Former Monaghan footballer Dick Clerkin, who serves as a member of the GAA's Covid-19 Advisory Committee, says there's no case yet where an individual has contracted coronavirus from playing games but insists that on a personal level, he remains apprehensive about the months ahead. 

The GAA today outlined their Covid-19 policy for clubs, where a differentiation is being made between close contacts and casual contacts. 

With dressing rooms and club facilities to remain closed for the time being, and transmission believed to be 19 times more likely in indoor settings, team-mates of a player who has tested positive will be deemed as 'casual contacts' - unless it can be established they've been in close contact, most likely by being in a car or through a social setting outside of club activity. 

This way, the GAA hopes to reduce the number of team-mates who need to be stood down in the event that a team-mate tests positive. 

Speaking to Game On on RTÉ 2fm, Clerkin stressed that there's no evidence of transmission between players when playing games. 

"The player will go into the public health system and contact tracing process, as is the case for anyone. And then any person you've been in close contact with will have to go through the process," he said.

"Now that may well be some of your team members. But from what we've learned to date, that won't be simply as a result of playing games. 

"We have the cases, well publicised, where club players have contracted it and the teams have taken the steps that have been advised. Following that, there's no case where it was proven where there was any transmission from playing games."

Clerkin acknowledged that clubs could potentially have to do without star players who has contracted the virus - and who may be low risk - but he emphatically dismissed the possibility of allowing players to take the field in those circumstances.

Dressing rooms are to remain closed

"We are looking at a worst case scenario like a high profile championship game and a star player is ruled out.
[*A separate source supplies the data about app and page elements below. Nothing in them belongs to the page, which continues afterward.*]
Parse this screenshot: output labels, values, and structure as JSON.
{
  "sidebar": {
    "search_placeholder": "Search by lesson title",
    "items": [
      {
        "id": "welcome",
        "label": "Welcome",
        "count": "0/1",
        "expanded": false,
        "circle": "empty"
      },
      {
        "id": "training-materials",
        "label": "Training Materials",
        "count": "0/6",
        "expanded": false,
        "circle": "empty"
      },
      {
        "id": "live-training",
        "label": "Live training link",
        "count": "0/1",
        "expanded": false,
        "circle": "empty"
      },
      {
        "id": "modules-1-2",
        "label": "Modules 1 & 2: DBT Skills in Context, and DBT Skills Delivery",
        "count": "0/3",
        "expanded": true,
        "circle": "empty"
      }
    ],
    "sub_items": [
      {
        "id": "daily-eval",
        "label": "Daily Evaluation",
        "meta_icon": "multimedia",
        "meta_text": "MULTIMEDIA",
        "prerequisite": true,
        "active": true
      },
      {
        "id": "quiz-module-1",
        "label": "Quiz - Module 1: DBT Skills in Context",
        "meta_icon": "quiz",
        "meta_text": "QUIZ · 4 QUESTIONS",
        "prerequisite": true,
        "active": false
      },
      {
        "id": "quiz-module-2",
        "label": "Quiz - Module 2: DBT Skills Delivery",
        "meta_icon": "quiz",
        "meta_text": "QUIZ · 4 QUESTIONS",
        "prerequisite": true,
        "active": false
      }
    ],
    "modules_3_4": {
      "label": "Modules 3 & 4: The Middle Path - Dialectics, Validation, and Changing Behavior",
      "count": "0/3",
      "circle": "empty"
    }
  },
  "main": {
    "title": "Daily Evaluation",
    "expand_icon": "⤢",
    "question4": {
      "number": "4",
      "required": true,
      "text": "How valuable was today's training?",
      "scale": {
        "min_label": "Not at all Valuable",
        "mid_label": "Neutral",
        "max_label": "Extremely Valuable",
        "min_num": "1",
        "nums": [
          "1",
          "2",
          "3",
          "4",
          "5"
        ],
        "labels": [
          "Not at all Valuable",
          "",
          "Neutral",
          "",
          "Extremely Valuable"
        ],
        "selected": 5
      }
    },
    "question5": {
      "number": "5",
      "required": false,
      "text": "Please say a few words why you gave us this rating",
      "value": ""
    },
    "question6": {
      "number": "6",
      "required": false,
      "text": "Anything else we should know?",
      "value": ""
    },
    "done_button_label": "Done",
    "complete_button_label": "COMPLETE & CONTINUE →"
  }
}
The odds of that happening are small but it potentially could happen. 

"In the same way as any of us test positive at the moment, we don't go to work, we don't see out friends and family, we go into isolation and GAA players can't be any different.

"It might seem tough in the event that this might happen - but what's the alternative? There can't be a case of allowing players to play even though they're low risk. That's not happening. That couldn't be countenanced. Could fixtures be delayed to allow things to clear? But when you play that out, it's two weeks and the knock-on effect of that is just colossal. 

"I think the message is that players have to be careful. It's up to yourself, if you're doing the right things, if you're not car-pooling, if you're not in close confines with people, you've nothing to worry about. If you're not, if you're being slack and you might get a phone call to say you've been a close contact, well then you're putting yourself and your team-mates at risk.

"The GAA are trying to provide an environment to keep that risk as low as possible. It's not a zero risk game, we can't eliminate it. The only way we could do that is to shut up shop completely and no one wants to do that."

Clerkin had sounded a more cautious and conservative note early in the summer, when others were calling for the opening up of pitches. 

While the GAA's posture has changed lately, with the programme of club and county games announced, the ex-Monaghan player said that he personally - as distinct from the committee - feels apprehension about the next few months and fears complacency has set in. 

Clerkin sounded urged caution in the road ahead

He is keen to stress that events could change and there remains the possibility that a backward step might need to be taken.

"Speaking personally - I'm not speaking for the committee here - I'm very apprehensive.  I think there's an element of complacency. But you don't have to look too far to see that things can go wrong. 

"To think we're out of the woods is being a bit naive. All this talk like club v county, all these old chestnuts cropping up, 

"I just find them very frustrating. Come October or November, if the only we're talking about is the unfairness of the provincial system and club v county and all the rest, I'll be delighted. Because that means the Covid stuff has worked and we've done the right things. But I think all that talk is too far ahead. 

"We've a few milestones ahead, we've to get through all the training, get clubs back playing for a couple of months and have no step back. And then we can worry about all the other stuff. But I would be apprehensive because I think there's an element where we're getting too far ahead of ourselves. 

"Reflect on what has worked well, tell people to keep doing that, not get too far ahead of ourselves because things can go back very quickly as we've seen elsewhere. But hopefully that won't happen."